## [Task]
Copy each line of the listing below exactly and drop the images.

### Source data ###

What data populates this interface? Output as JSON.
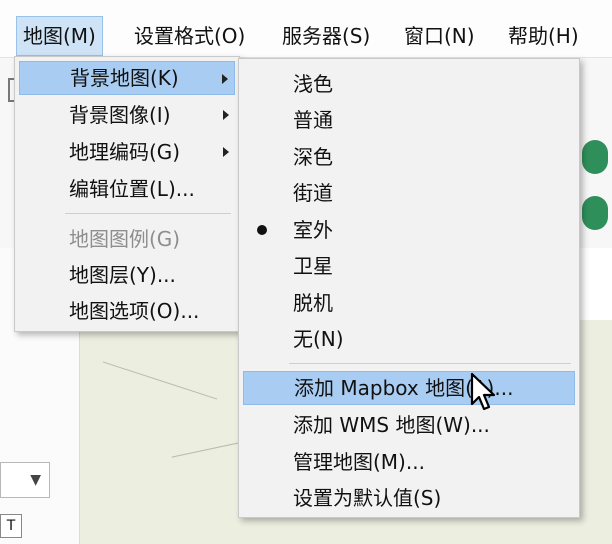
{
  "menubar": {
    "items": [
      {
        "label": "地图(M)"
      },
      {
        "label": "设置格式(O)"
      },
      {
        "label": "服务器(S)"
      },
      {
        "label": "窗口(N)"
      },
      {
        "label": "帮助(H)"
      }
    ]
  },
  "map_menu": {
    "items": [
      {
        "label": "背景地图(K)"
      },
      {
        "label": "背景图像(I)"
      },
      {
        "label": "地理编码(G)"
      },
      {
        "label": "编辑位置(L)..."
      },
      {
        "label": "地图图例(G)"
      },
      {
        "label": "地图层(Y)..."
      },
      {
        "label": "地图选项(O)..."
      }
    ]
  },
  "background_maps_submenu": {
    "styles": [
      {
        "label": "浅色"
      },
      {
        "label": "普通"
      },
      {
        "label": "深色"
      },
      {
        "label": "街道"
      },
      {
        "label": "室外"
      },
      {
        "label": "卫星"
      },
      {
        "label": "脱机"
      },
      {
        "label": "无(N)"
      }
    ],
    "actions": [
      {
        "label": "添加 Mapbox 地图(A)..."
      },
      {
        "label": "添加 WMS 地图(W)..."
      },
      {
        "label": "管理地图(M)..."
      },
      {
        "label": "设置为默认值(S)"
      }
    ]
  },
  "background": {
    "tbox_label": "T"
  },
  "colors": {
    "highlight": "#a9cdf2",
    "menu_bg": "#f2f2f2",
    "menubar_active": "#cfe3f7",
    "map_bg": "#eceee0",
    "status_green": "#2f8f5a"
  }
}
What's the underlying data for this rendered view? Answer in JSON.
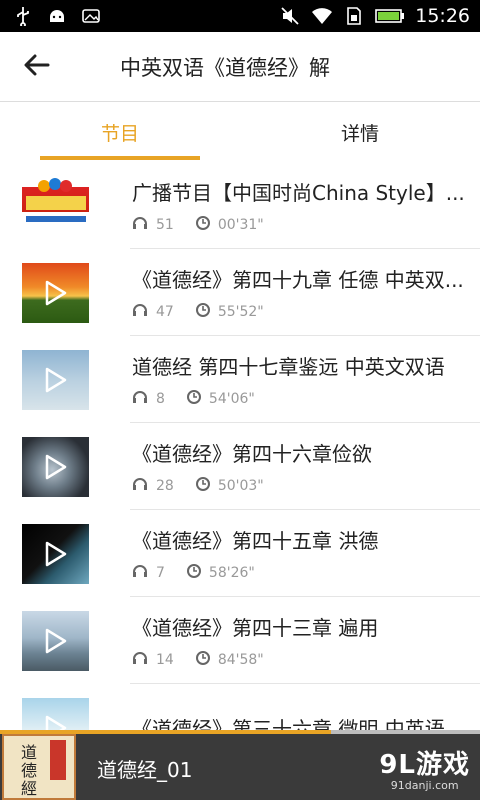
{
  "status_bar": {
    "time": "15:26",
    "left_icons": [
      "usb-icon",
      "android-debug-icon",
      "image-icon"
    ],
    "right_icons": [
      "mute-icon",
      "wifi-icon",
      "sim-icon",
      "battery-icon"
    ]
  },
  "header": {
    "title": "中英双语《道德经》解",
    "back_icon": "arrow-left-icon"
  },
  "tabs": [
    {
      "label": "节目",
      "active": true
    },
    {
      "label": "详情",
      "active": false
    }
  ],
  "colors": {
    "accent": "#e8a425",
    "text": "#222222",
    "meta": "#999999"
  },
  "items": [
    {
      "title": "广播节目【中国时尚China Style】...",
      "listens": "51",
      "duration": "00'31\""
    },
    {
      "title": "《道德经》第四十九章 任德 中英双...",
      "listens": "47",
      "duration": "55'52\""
    },
    {
      "title": "道德经 第四十七章鉴远 中英文双语",
      "listens": "8",
      "duration": "54'06\""
    },
    {
      "title": "《道德经》第四十六章俭欲",
      "listens": "28",
      "duration": "50'03\""
    },
    {
      "title": "《道德经》第四十五章 洪德",
      "listens": "7",
      "duration": "58'26\""
    },
    {
      "title": "《道德经》第四十三章 遍用",
      "listens": "14",
      "duration": "84'58\""
    },
    {
      "title": "《道德经》第三十六章 微明 中英语...",
      "listens": "",
      "duration": ""
    }
  ],
  "player": {
    "title": "道德经_01",
    "progress": 0.69,
    "cover_text": "道德經"
  },
  "watermark": {
    "brand": "9L游戏",
    "site": "91danji.com"
  }
}
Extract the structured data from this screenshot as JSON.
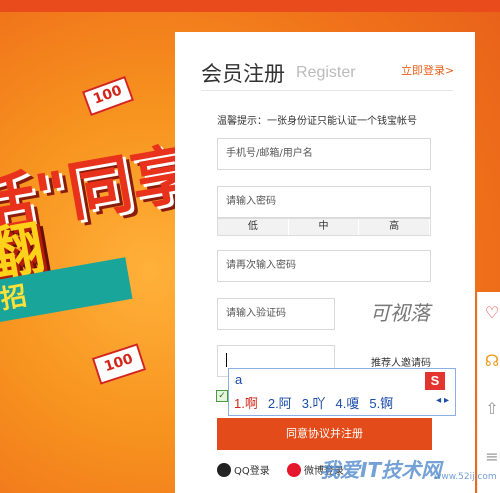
{
  "banner": {
    "line1": "活\"同享",
    "line2": "翻",
    "ribbon": "招",
    "bill1": "100",
    "bill2": "100"
  },
  "panel": {
    "title": "会员注册",
    "subtitle": "Register",
    "login_link": "立即登录>",
    "hint": "温馨提示：一张身份证只能认证一个钱宝帐号"
  },
  "form": {
    "username_placeholder": "手机号/邮箱/用户名",
    "password_placeholder": "请输入密码",
    "strength": [
      "低",
      "中",
      "高"
    ],
    "confirm_placeholder": "请再次输入密码",
    "captcha_placeholder": "请输入验证码",
    "captcha_text": "可视落",
    "referrer_label": "推荐人邀请码",
    "submit_label": "同意协议并注册",
    "qq_login": "QQ登录",
    "weibo_login": "微博登录"
  },
  "ime": {
    "input": "a",
    "candidates": [
      "1.啊",
      "2.阿",
      "3.吖",
      "4.嗄",
      "5.锕"
    ],
    "arrows": "◂ ▸"
  },
  "watermark": {
    "text": "我爱IT技术网",
    "url": "www.52ij.com"
  }
}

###

## [Solution for this problem]
What data populates this interface? Output as JSON.
{
  "menubar": {
    "items": [
      {
        "label": "地图(M)"
      },
      {
        "label": "设置格式(O)"
      },
      {
        "label": "服务器(S)"
      },
      {
        "label": "窗口(N)"
      },
      {
        "label": "帮助(H)"
      }
    ]
  },
  "map_menu": {
    "items": [
      {
        "label": "背景地图(K)"
      },
      {
        "label": "背景图像(I)"
      },
      {
        "label": "地理编码(G)"
      },
      {
        "label": "编辑位置(L)..."
      },
      {
        "label": "地图图例(G)"
      },
      {
        "label": "地图层(Y)..."
      },
      {
        "label": "地图选项(O)..."
      }
    ]
  },
  "background_maps_submenu": {
    "styles": [
      {
        "label": "浅色"
      },
      {
        "label": "普通"
      },
      {
        "label": "深色"
      },
      {
        "label": "街道"
      },
      {
        "label": "室外"
      },
      {
        "label": "卫星"
      },
      {
        "label": "脱机"
      },
      {
        "label": "无(N)"
      }
    ],
    "actions": [
      {
        "label": "添加 Mapbox 地图(A)..."
      },
      {
        "label": "添加 WMS 地图(W)..."
      },
      {
        "label": "管理地图(M)..."
      },
      {
        "label": "设置为默认值(S)"
      }
    ]
  },
  "background": {
    "tbox_label": "T"
  },
  "colors": {
    "highlight": "#a9cdf2",
    "menu_bg": "#f2f2f2",
    "menubar_active": "#cfe3f7",
    "map_bg": "#eceee0",
    "status_green": "#2f8f5a"
  }
}
What's the underlying data for this rendered view? Answer in JSON.
{
  "status_bar": {
    "time": "15:26",
    "left_icons": [
      "usb-icon",
      "android-debug-icon",
      "image-icon"
    ],
    "right_icons": [
      "mute-icon",
      "wifi-icon",
      "sim-icon",
      "battery-icon"
    ]
  },
  "header": {
    "title": "中英双语《道德经》解",
    "back_icon": "arrow-left-icon"
  },
  "tabs": [
    {
      "label": "节目",
      "active": true
    },
    {
      "label": "详情",
      "active": false
    }
  ],
  "colors": {
    "accent": "#e8a425",
    "text": "#222222",
    "meta": "#999999"
  },
  "items": [
    {
      "title": "广播节目【中国时尚China Style】...",
      "listens": "51",
      "duration": "00'31\""
    },
    {
      "title": "《道德经》第四十九章 任德 中英双...",
      "listens": "47",
      "duration": "55'52\""
    },
    {
      "title": "道德经 第四十七章鉴远 中英文双语",
      "listens": "8",
      "duration": "54'06\""
    },
    {
      "title": "《道德经》第四十六章俭欲",
      "listens": "28",
      "duration": "50'03\""
    },
    {
      "title": "《道德经》第四十五章 洪德",
      "listens": "7",
      "duration": "58'26\""
    },
    {
      "title": "《道德经》第四十三章 遍用",
      "listens": "14",
      "duration": "84'58\""
    },
    {
      "title": "《道德经》第三十六章 微明 中英语...",
      "listens": "",
      "duration": ""
    }
  ],
  "player": {
    "title": "道德经_01",
    "progress": 0.69,
    "cover_text": "道德經"
  },
  "watermark": {
    "brand": "9L游戏",
    "site": "91danji.com"
  }
}
Extract the structured data from this screenshot as JSON.
{
  "banner": {
    "line1": "活\"同享",
    "line2": "翻",
    "ribbon": "招",
    "bill1": "100",
    "bill2": "100"
  },
  "panel": {
    "title": "会员注册",
    "subtitle": "Register",
    "login_link": "立即登录>",
    "hint": "温馨提示：一张身份证只能认证一个钱宝帐号"
  },
  "form": {
    "username_placeholder": "手机号/邮箱/用户名",
    "password_placeholder": "请输入密码",
    "strength": [
      "低",
      "中",
      "高"
    ],
    "confirm_placeholder": "请再次输入密码",
    "captcha_placeholder": "请输入验证码",
    "captcha_text": "可视落",
    "referrer_label": "推荐人邀请码",
    "submit_label": "同意协议并注册",
    "qq_login": "QQ登录",
    "weibo_login": "微博登录"
  },
  "ime": {
    "input": "a",
    "candidates": [
      "1.啊",
      "2.阿",
      "3.吖",
      "4.嗄",
      "5.锕"
    ],
    "arrows": "◂ ▸"
  },
  "watermark": {
    "text": "我爱IT技术网",
    "url": "www.52ij.com"
  }
}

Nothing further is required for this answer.